Your task:
Retype each record below word for word, pictures excluded.

***** Record excerpts *****

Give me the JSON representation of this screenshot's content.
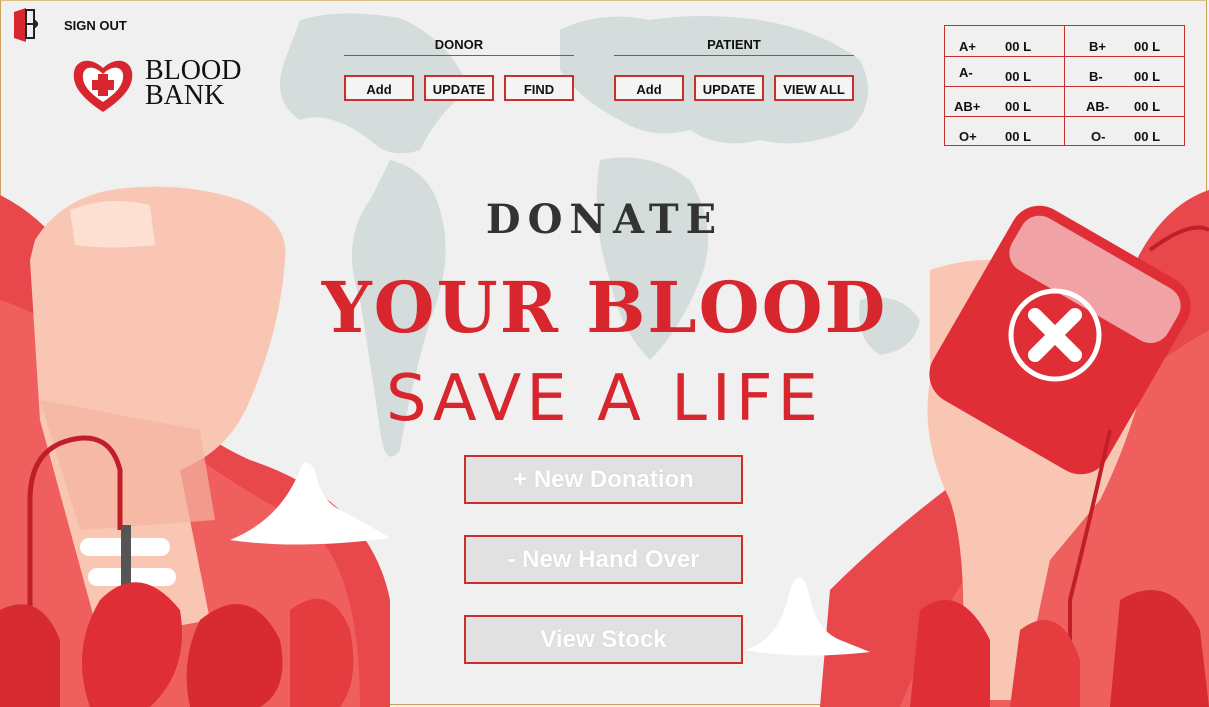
{
  "header": {
    "sign_out_label": "SIGN OUT",
    "brand_line1": "BLOOD",
    "brand_line2": "BANK"
  },
  "donor": {
    "title": "DONOR",
    "buttons": [
      "Add",
      "UPDATE",
      "FIND"
    ]
  },
  "patient": {
    "title": "PATIENT",
    "buttons": [
      "Add",
      "UPDATE",
      "VIEW ALL"
    ]
  },
  "stock": [
    {
      "group": "A+",
      "amount": "00 L"
    },
    {
      "group": "B+",
      "amount": "00 L"
    },
    {
      "group": "A-",
      "amount": "00 L"
    },
    {
      "group": "B-",
      "amount": "00 L"
    },
    {
      "group": "AB+",
      "amount": "00 L"
    },
    {
      "group": "AB-",
      "amount": "00 L"
    },
    {
      "group": "O+",
      "amount": "00 L"
    },
    {
      "group": "O-",
      "amount": "00 L"
    }
  ],
  "hero": {
    "line1": "DONATE",
    "line2": "YOUR BLOOD",
    "line3": "SAVE A LIFE"
  },
  "actions": {
    "new_donation": "+ New Donation",
    "new_hand_over": "- New Hand Over",
    "view_stock": "View Stock"
  },
  "colors": {
    "accent": "#d7262d",
    "button_border": "#c9302c",
    "background": "#f0f0f0"
  }
}
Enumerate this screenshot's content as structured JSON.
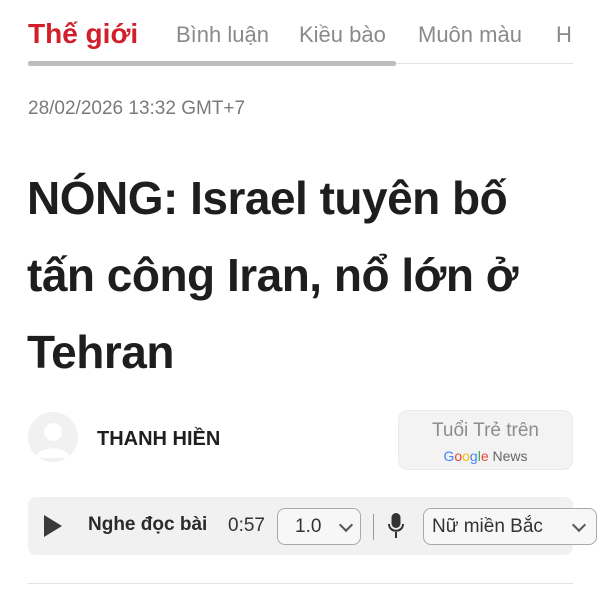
{
  "nav": {
    "items": [
      {
        "label": "Thế giới",
        "active": true
      },
      {
        "label": "Bình luận",
        "active": false
      },
      {
        "label": "Kiều bào",
        "active": false
      },
      {
        "label": "Muôn màu",
        "active": false
      },
      {
        "label": "H",
        "active": false
      }
    ],
    "accent_color": "#d0202c"
  },
  "article": {
    "timestamp": "28/02/2026 13:32 GMT+7",
    "headline": "NÓNG: Israel tuyên bố tấn công Iran, nổ lớn ở Tehran",
    "author": "THANH HIỀN"
  },
  "google_news": {
    "line1": "Tuổi Trẻ trên",
    "brand": "Google",
    "product": "News"
  },
  "audio_player": {
    "listen_label": "Nghe đọc bài",
    "duration": "0:57",
    "speed_value": "1.0",
    "voice_value": "Nữ miền Bắc"
  }
}
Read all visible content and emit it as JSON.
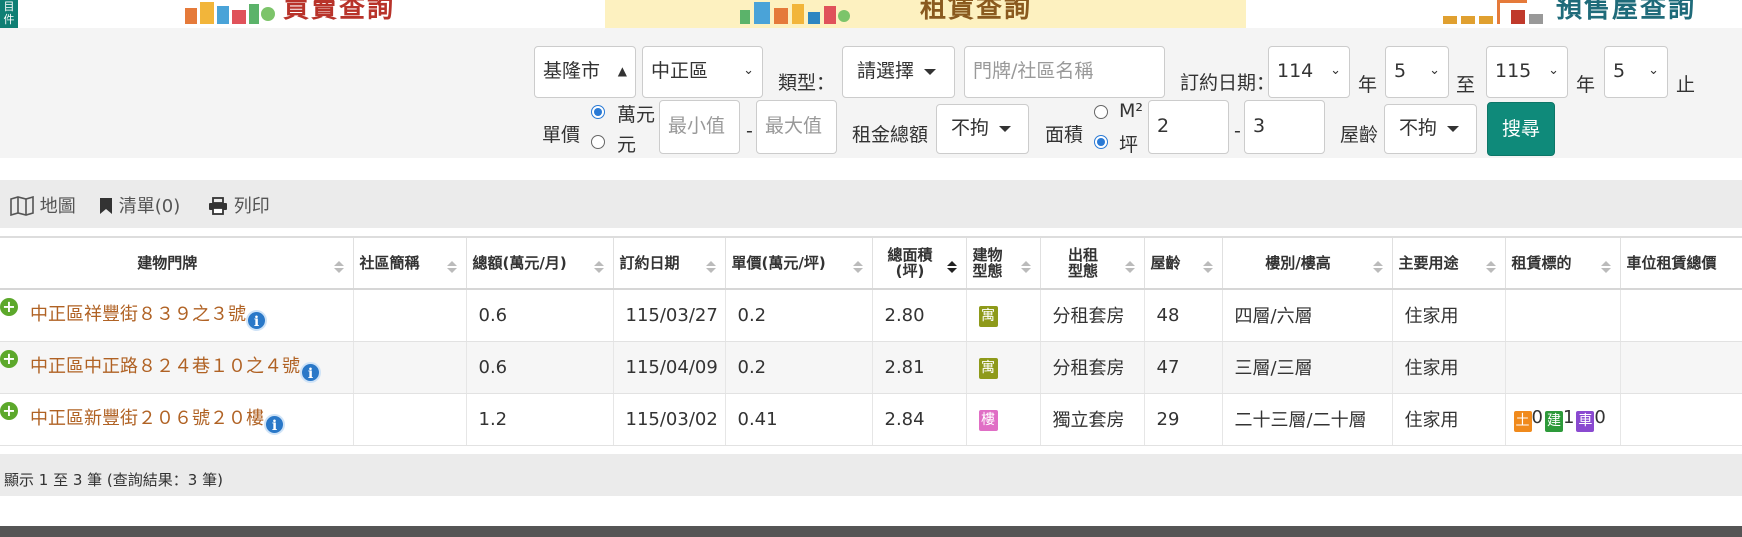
{
  "banner": {
    "side_tab": "目\n件",
    "tab1_title": "買賣查詢",
    "tab2_title": "租賃查詢",
    "tab3_title": "預售屋查詢"
  },
  "search": {
    "city": "基隆市",
    "district": "中正區",
    "type_label": "類型：",
    "type_value": "請選擇",
    "address_placeholder": "門牌/社區名稱",
    "date_label": "訂約日期：",
    "year_from": "114",
    "year_unit": "年",
    "month_from": "5",
    "to_label": "至",
    "year_to": "115",
    "year_unit2": "年",
    "month_to": "5",
    "end_label": "止",
    "unit_price_label": "單價",
    "unit_wan": "萬元",
    "unit_yuan": "元",
    "min_placeholder": "最小值",
    "dash1": "-",
    "max_placeholder": "最大值",
    "total_rent_label": "租金總額",
    "total_rent_value": "不拘",
    "area_label": "面積",
    "area_m2": "M²",
    "area_ping": "坪",
    "area_min": "2",
    "dash2": "-",
    "area_max": "3",
    "age_label": "屋齡",
    "age_value": "不拘",
    "search_button": "搜尋"
  },
  "toolbar": {
    "map": "地圖",
    "list": "清單(0)",
    "print": "列印"
  },
  "table": {
    "headers": [
      "建物門牌",
      "社區簡稱",
      "總額(萬元/月)",
      "訂約日期",
      "單價(萬元/坪)",
      "總面積(坪)",
      "建物型態",
      "出租型態",
      "屋齡",
      "樓別/樓高",
      "主要用途",
      "租賃標的",
      "車位租賃總價"
    ],
    "rows": [
      {
        "address": "中正區祥豐街８３９之３號",
        "community": "",
        "total": "0.6",
        "date": "115/03/27",
        "unit_price": "0.2",
        "area": "2.80",
        "btype": "寓",
        "rent_type": "分租套房",
        "age": "48",
        "floor": "四層/六層",
        "use": "住家用",
        "tag": "",
        "parking": ""
      },
      {
        "address": "中正區中正路８２４巷１０之４號",
        "community": "",
        "total": "0.6",
        "date": "115/04/09",
        "unit_price": "0.2",
        "area": "2.81",
        "btype": "寓",
        "rent_type": "分租套房",
        "age": "47",
        "floor": "三層/三層",
        "use": "住家用",
        "tag": "",
        "parking": ""
      },
      {
        "address": "中正區新豐街２０６號２０樓",
        "community": "",
        "total": "1.2",
        "date": "115/03/02",
        "unit_price": "0.41",
        "area": "2.84",
        "btype": "樓",
        "rent_type": "獨立套房",
        "age": "29",
        "floor": "二十三層/二十層",
        "use": "住家用",
        "tag_land": "土",
        "tag_land_n": "0",
        "tag_bldg": "建",
        "tag_bldg_n": "1",
        "tag_car": "車",
        "tag_car_n": "0",
        "parking": ""
      }
    ]
  },
  "footer": {
    "summary": "顯示 1 至 3 筆 (查詢結果：3 筆)"
  },
  "colors": {
    "accent": "#0f8a7a",
    "link": "#b06224"
  }
}
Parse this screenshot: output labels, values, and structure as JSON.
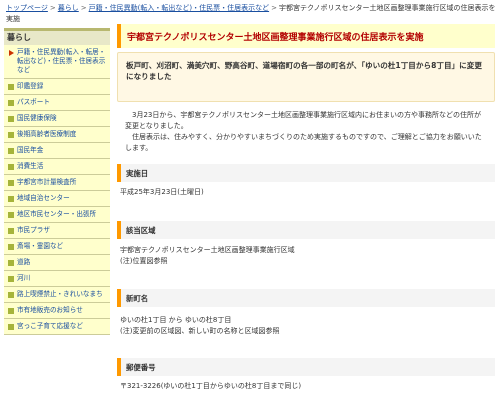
{
  "breadcrumb": {
    "items": [
      "トップページ",
      "暮らし",
      "戸籍・住民異動(転入・転出など)・住民票・住居表示など"
    ],
    "current": "宇都宮テクノポリスセンター土地区画整理事業施行区域の住居表示を実施"
  },
  "sidebar": {
    "heading": "暮らし",
    "items": [
      {
        "label": "戸籍・住民異動(転入・転居・転出など)・住民票・住居表示など",
        "active": true
      },
      {
        "label": "印鑑登録"
      },
      {
        "label": "パスポート"
      },
      {
        "label": "国民健康保険"
      },
      {
        "label": "後期高齢者医療制度"
      },
      {
        "label": "国民年金"
      },
      {
        "label": "消費生活"
      },
      {
        "label": "宇都宮市計量検査所"
      },
      {
        "label": "地域自治センター"
      },
      {
        "label": "地区市民センター・出張所"
      },
      {
        "label": "市民プラザ"
      },
      {
        "label": "斎場・霊園など"
      },
      {
        "label": "道路"
      },
      {
        "label": "河川"
      },
      {
        "label": "路上喫煙禁止・きれいなまち"
      },
      {
        "label": "市有地販売のお知らせ"
      },
      {
        "label": "宮っこ子育て応援など"
      }
    ]
  },
  "main": {
    "title": "宇都宮テクノポリスセンター土地区画整理事業施行区域の住居表示を実施",
    "notice": "板戸町、刈沼町、満美穴町、野高谷町、道場宿町の各一部の町名が、「ゆいの杜1丁目から8丁目」に変更になりました",
    "paragraph1": "3月23日から、宇都宮テクノポリスセンター土地区画整理事業施行区域内にお住まいの方や事務所などの住所が変更となりました。",
    "paragraph2": "住居表示は、住みやすく、分かりやすいまちづくりのため実施するものですので、ご理解とご協力をお願いいたします。",
    "sections": [
      {
        "heading": "実施日",
        "lines": [
          "平成25年3月23日(土曜日)"
        ]
      },
      {
        "heading": "該当区域",
        "lines": [
          "宇都宮テクノポリスセンター土地区画整理事業施行区域",
          "(注)位置図参照"
        ]
      },
      {
        "heading": "新町名",
        "lines": [
          "ゆいの杜1丁目 から ゆいの杜8丁目",
          "(注)変更前の区域図、新しい町の名称と区域図参照"
        ]
      },
      {
        "heading": "郵便番号",
        "lines": [
          "〒321-3226(ゆいの杜1丁目からゆいの杜8丁目まで同じ)"
        ]
      }
    ]
  },
  "colors": {
    "accent": "#ff9900",
    "title_text": "#b30000",
    "link": "#1a4fa0",
    "sidebar_bg": "#ffffcc",
    "bullet": "#a6b43a"
  }
}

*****

Exercise answer:
Give me the JSON representation of this screenshot's content.
{
  "header": {
    "sign_out_label": "SIGN OUT",
    "brand_line1": "BLOOD",
    "brand_line2": "BANK"
  },
  "donor": {
    "title": "DONOR",
    "buttons": [
      "Add",
      "UPDATE",
      "FIND"
    ]
  },
  "patient": {
    "title": "PATIENT",
    "buttons": [
      "Add",
      "UPDATE",
      "VIEW ALL"
    ]
  },
  "stock": [
    {
      "group": "A+",
      "amount": "00 L"
    },
    {
      "group": "B+",
      "amount": "00 L"
    },
    {
      "group": "A-",
      "amount": "00 L"
    },
    {
      "group": "B-",
      "amount": "00 L"
    },
    {
      "group": "AB+",
      "amount": "00 L"
    },
    {
      "group": "AB-",
      "amount": "00 L"
    },
    {
      "group": "O+",
      "amount": "00 L"
    },
    {
      "group": "O-",
      "amount": "00 L"
    }
  ],
  "hero": {
    "line1": "DONATE",
    "line2": "YOUR BLOOD",
    "line3": "SAVE A LIFE"
  },
  "actions": {
    "new_donation": "+ New Donation",
    "new_hand_over": "- New Hand Over",
    "view_stock": "View Stock"
  },
  "colors": {
    "accent": "#d7262d",
    "button_border": "#c9302c",
    "background": "#f0f0f0"
  }
}
Enumerate this screenshot's content as structured JSON.
{
  "nav": {
    "items": [
      {
        "label": "Thế giới",
        "active": true
      },
      {
        "label": "Bình luận",
        "active": false
      },
      {
        "label": "Kiều bào",
        "active": false
      },
      {
        "label": "Muôn màu",
        "active": false
      },
      {
        "label": "H",
        "active": false
      }
    ],
    "accent_color": "#d0202c"
  },
  "article": {
    "timestamp": "28/02/2026 13:32 GMT+7",
    "headline": "NÓNG: Israel tuyên bố tấn công Iran, nổ lớn ở Tehran",
    "author": "THANH HIỀN"
  },
  "google_news": {
    "line1": "Tuổi Trẻ trên",
    "brand": "Google",
    "product": "News"
  },
  "audio_player": {
    "listen_label": "Nghe đọc bài",
    "duration": "0:57",
    "speed_value": "1.0",
    "voice_value": "Nữ miền Bắc"
  }
}
Read all visible content and emit it as JSON.
{
  "banner": {
    "side_tab": "目\n件",
    "tab1_title": "買賣查詢",
    "tab2_title": "租賃查詢",
    "tab3_title": "預售屋查詢"
  },
  "search": {
    "city": "基隆市",
    "district": "中正區",
    "type_label": "類型：",
    "type_value": "請選擇",
    "address_placeholder": "門牌/社區名稱",
    "date_label": "訂約日期：",
    "year_from": "114",
    "year_unit": "年",
    "month_from": "5",
    "to_label": "至",
    "year_to": "115",
    "year_unit2": "年",
    "month_to": "5",
    "end_label": "止",
    "unit_price_label": "單價",
    "unit_wan": "萬元",
    "unit_yuan": "元",
    "min_placeholder": "最小值",
    "dash1": "-",
    "max_placeholder": "最大值",
    "total_rent_label": "租金總額",
    "total_rent_value": "不拘",
    "area_label": "面積",
    "area_m2": "M²",
    "area_ping": "坪",
    "area_min": "2",
    "dash2": "-",
    "area_max": "3",
    "age_label": "屋齡",
    "age_value": "不拘",
    "search_button": "搜尋"
  },
  "toolbar": {
    "map": "地圖",
    "list": "清單(0)",
    "print": "列印"
  },
  "table": {
    "headers": [
      "建物門牌",
      "社區簡稱",
      "總額(萬元/月)",
      "訂約日期",
      "單價(萬元/坪)",
      "總面積(坪)",
      "建物型態",
      "出租型態",
      "屋齡",
      "樓別/樓高",
      "主要用途",
      "租賃標的",
      "車位租賃總價"
    ],
    "rows": [
      {
        "address": "中正區祥豐街８３９之３號",
        "community": "",
        "total": "0.6",
        "date": "115/03/27",
        "unit_price": "0.2",
        "area": "2.80",
        "btype": "寓",
        "rent_type": "分租套房",
        "age": "48",
        "floor": "四層/六層",
        "use": "住家用",
        "tag": "",
        "parking": ""
      },
      {
        "address": "中正區中正路８２４巷１０之４號",
        "community": "",
        "total": "0.6",
        "date": "115/04/09",
        "unit_price": "0.2",
        "area": "2.81",
        "btype": "寓",
        "rent_type": "分租套房",
        "age": "47",
        "floor": "三層/三層",
        "use": "住家用",
        "tag": "",
        "parking": ""
      },
      {
        "address": "中正區新豐街２０６號２０樓",
        "community": "",
        "total": "1.2",
        "date": "115/03/02",
        "unit_price": "0.41",
        "area": "2.84",
        "btype": "樓",
        "rent_type": "獨立套房",
        "age": "29",
        "floor": "二十三層/二十層",
        "use": "住家用",
        "tag_land": "土",
        "tag_land_n": "0",
        "tag_bldg": "建",
        "tag_bldg_n": "1",
        "tag_car": "車",
        "tag_car_n": "0",
        "parking": ""
      }
    ]
  },
  "footer": {
    "summary": "顯示 1 至 3 筆 (查詢結果：3 筆)"
  },
  "colors": {
    "accent": "#0f8a7a",
    "link": "#b06224"
  }
}
Parse this screenshot: output labels, values, and structure as JSON.
{
  "breadcrumb": {
    "items": [
      "トップページ",
      "暮らし",
      "戸籍・住民異動(転入・転出など)・住民票・住居表示など"
    ],
    "current": "宇都宮テクノポリスセンター土地区画整理事業施行区域の住居表示を実施"
  },
  "sidebar": {
    "heading": "暮らし",
    "items": [
      {
        "label": "戸籍・住民異動(転入・転居・転出など)・住民票・住居表示など",
        "active": true
      },
      {
        "label": "印鑑登録"
      },
      {
        "label": "パスポート"
      },
      {
        "label": "国民健康保険"
      },
      {
        "label": "後期高齢者医療制度"
      },
      {
        "label": "国民年金"
      },
      {
        "label": "消費生活"
      },
      {
        "label": "宇都宮市計量検査所"
      },
      {
        "label": "地域自治センター"
      },
      {
        "label": "地区市民センター・出張所"
      },
      {
        "label": "市民プラザ"
      },
      {
        "label": "斎場・霊園など"
      },
      {
        "label": "道路"
      },
      {
        "label": "河川"
      },
      {
        "label": "路上喫煙禁止・きれいなまち"
      },
      {
        "label": "市有地販売のお知らせ"
      },
      {
        "label": "宮っこ子育て応援など"
      }
    ]
  },
  "main": {
    "title": "宇都宮テクノポリスセンター土地区画整理事業施行区域の住居表示を実施",
    "notice": "板戸町、刈沼町、満美穴町、野高谷町、道場宿町の各一部の町名が、「ゆいの杜1丁目から8丁目」に変更になりました",
    "paragraph1": "3月23日から、宇都宮テクノポリスセンター土地区画整理事業施行区域内にお住まいの方や事務所などの住所が変更となりました。",
    "paragraph2": "住居表示は、住みやすく、分かりやすいまちづくりのため実施するものですので、ご理解とご協力をお願いいたします。",
    "sections": [
      {
        "heading": "実施日",
        "lines": [
          "平成25年3月23日(土曜日)"
        ]
      },
      {
        "heading": "該当区域",
        "lines": [
          "宇都宮テクノポリスセンター土地区画整理事業施行区域",
          "(注)位置図参照"
        ]
      },
      {
        "heading": "新町名",
        "lines": [
          "ゆいの杜1丁目 から ゆいの杜8丁目",
          "(注)変更前の区域図、新しい町の名称と区域図参照"
        ]
      },
      {
        "heading": "郵便番号",
        "lines": [
          "〒321-3226(ゆいの杜1丁目からゆいの杜8丁目まで同じ)"
        ]
      }
    ]
  },
  "colors": {
    "accent": "#ff9900",
    "title_text": "#b30000",
    "link": "#1a4fa0",
    "sidebar_bg": "#ffffcc",
    "bullet": "#a6b43a"
  }
}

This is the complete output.